As dedicated athletes, we like to reach for the stars, but this overreaching can sometimes leave us disappointed and can derail our training.
Missing unrealistic goals can discourage you, so set reachable goals. Being realistic will keep you on track. You can concentrate on speed sessions and quality workouts, and drops the long run when work is taking over.
If you find yourself struggling to get your scheduled training runs in, it may be a lack of prioritising. It helps to sit down and write out a daily, weekly, and monthly priority list. Of course, family, work, and household obligations are of prime concern, but your training and trail running will take priority over TV shows, sitting in the hammock on a Sunday afternoon, or sleeping in.
How you view your running will help.
“Running is not a chore to me. It gives me the breathing space and me-time to decompress and sort out my thoughts. So prioritising a run is not difficult,” says endurance athlete Sim Phei Sunn.
Choosing your most important races, or A-type race, is also crucial. And, life always seems to get hectic right when you’re getting into your heavy training for a race.
Wyan Chow was the first-place woman at the 2015 Vibram Hong Kong 100. Chow says: “If I have a target-race, I will prioritise my training for the race.
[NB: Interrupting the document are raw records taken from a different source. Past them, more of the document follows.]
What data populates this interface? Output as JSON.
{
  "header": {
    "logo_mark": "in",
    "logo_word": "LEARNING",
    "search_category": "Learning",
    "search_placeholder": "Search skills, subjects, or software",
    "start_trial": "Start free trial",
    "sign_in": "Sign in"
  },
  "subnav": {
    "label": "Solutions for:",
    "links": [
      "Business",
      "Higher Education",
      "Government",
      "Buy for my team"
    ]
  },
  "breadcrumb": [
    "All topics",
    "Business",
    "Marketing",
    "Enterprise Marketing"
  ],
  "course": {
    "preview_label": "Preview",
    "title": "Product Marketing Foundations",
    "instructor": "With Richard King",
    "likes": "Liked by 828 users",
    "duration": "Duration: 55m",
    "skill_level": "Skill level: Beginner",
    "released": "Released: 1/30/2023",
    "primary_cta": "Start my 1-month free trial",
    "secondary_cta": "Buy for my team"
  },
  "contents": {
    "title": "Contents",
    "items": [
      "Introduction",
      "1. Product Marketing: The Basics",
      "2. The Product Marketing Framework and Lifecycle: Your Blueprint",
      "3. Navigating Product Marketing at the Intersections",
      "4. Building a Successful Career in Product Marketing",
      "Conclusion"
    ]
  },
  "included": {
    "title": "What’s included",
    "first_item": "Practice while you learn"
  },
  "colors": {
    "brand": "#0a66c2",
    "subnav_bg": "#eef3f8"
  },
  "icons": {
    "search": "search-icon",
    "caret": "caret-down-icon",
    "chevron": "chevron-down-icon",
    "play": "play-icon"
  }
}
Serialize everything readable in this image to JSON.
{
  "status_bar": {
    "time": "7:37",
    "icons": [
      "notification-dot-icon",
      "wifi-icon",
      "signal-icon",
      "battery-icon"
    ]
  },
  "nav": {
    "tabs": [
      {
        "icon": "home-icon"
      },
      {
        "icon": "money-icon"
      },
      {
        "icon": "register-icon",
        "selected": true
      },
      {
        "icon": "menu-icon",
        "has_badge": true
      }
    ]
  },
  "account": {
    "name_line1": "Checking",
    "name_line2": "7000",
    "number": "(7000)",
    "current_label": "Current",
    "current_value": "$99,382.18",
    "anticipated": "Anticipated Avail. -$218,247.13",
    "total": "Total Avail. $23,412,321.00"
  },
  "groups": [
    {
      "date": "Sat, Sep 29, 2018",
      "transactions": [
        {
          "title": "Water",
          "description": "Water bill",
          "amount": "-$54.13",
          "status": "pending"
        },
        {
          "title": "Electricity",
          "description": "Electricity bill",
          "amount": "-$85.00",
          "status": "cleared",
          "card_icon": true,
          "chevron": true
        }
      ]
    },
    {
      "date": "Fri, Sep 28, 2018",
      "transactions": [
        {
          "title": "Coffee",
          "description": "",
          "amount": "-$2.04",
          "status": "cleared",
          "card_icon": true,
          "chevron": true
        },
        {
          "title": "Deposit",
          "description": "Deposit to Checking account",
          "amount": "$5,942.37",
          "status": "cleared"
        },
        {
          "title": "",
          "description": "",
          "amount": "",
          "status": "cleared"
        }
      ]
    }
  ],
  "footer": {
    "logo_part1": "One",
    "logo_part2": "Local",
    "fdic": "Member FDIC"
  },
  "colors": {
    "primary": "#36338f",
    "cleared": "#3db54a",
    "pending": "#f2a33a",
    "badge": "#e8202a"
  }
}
In other words, I will not participate in too many races. Otherwise, I do not have enough time to rest.”
The whirlwind of a hectic schedule can be grounded with some consistency.
Chow feels that it is the consistency that helps her maintain fitness and stamina: “However busy I am, I will still make running and training an integral part of my life.”
Consistency in training is vital in terms of not losing strength, speed, and form. Having a pre-written schedule and an abundance of intrinsic motivation will help.
When there just aren’t enough hours in the day, getting creative can help you get out on the trails and keep your volume up. There are days when you have no option but to multitask on the run.
Many runners have also found ways to fit their running into their day by run-commuting. They run to and from work, or decide to go by foot when they literally run an errand. Chow used this to her advantage when she was in the police force by running back and forth to work — a 27km round trip.
Always having running gear can be the prompt that gets you out running. When you find yourself with an extra hour to spare, you will not regret the running clothes stored in your backpack or office.
Early Rise, Lunch Breaks, and Midnight Runs
There is no bad time for a run. When your favourite time to run is crowded with other obligations and responsibilities, it is time to analyse other times to run.
Back Off and Simplify It
Busy times in life are sure to come and go. There will be periods when finding the time to get to the trailhead will be tough, but it is always worth the effort. The more kilometres we rack up on the trails, the more evident it becomes that every stride is worth it. And, we somehow always come back from our trail run feeling more energetic and refreshed than before the run.
As Pavel Toropov sums it up, “We just need to get ourselves out the door and run.”
Quick Workouts for Those Short on Time
Pavel Toropov’s Quick Workout:
Start with 4 x 1mi repeats, with a 400m recovery jog in between, and an increasing-to-decreasing interval pyramid, with minimal recovery: 400m, 800m, 1,200m, 1,600m, and back down to 1,600m, 1,200m, 800m, 400m. Also, do fartlek workouts, or short hill repeats: 3min running up, with running down as recovery, 5-10 times.
Wyan Chow’s Quick Workout:
HIIT — or high-intensity interval training — is a training technique in which you give all-out, 100% efforts through quick, intense bursts of output, followed by short, sometimes active, recovery periods. This type of training gets and keeps your heart rate up. For example, 50 sit-ups, 40 jump-squats, 30 push-ups, 20 jumps, 10 dips, 30s of burpees. Adjust to your ability and liking.
Sim Phei Sunn’s Quick Workout:
Do a shorter run as a warm-up session, followed by quick bursts of stair repeats, both up and down. This gets the heart rate up while building power and strengthening the muscles required for going up and down the trails.
Written by Clint Cherepa
Wyan Chow on her way for the HK100 title in 2015.Clint is currently in Nicaragua engaged in volunteer work, writing, and ultra training. He can also be found inspiring runners of all levels at StrongerRunners.net.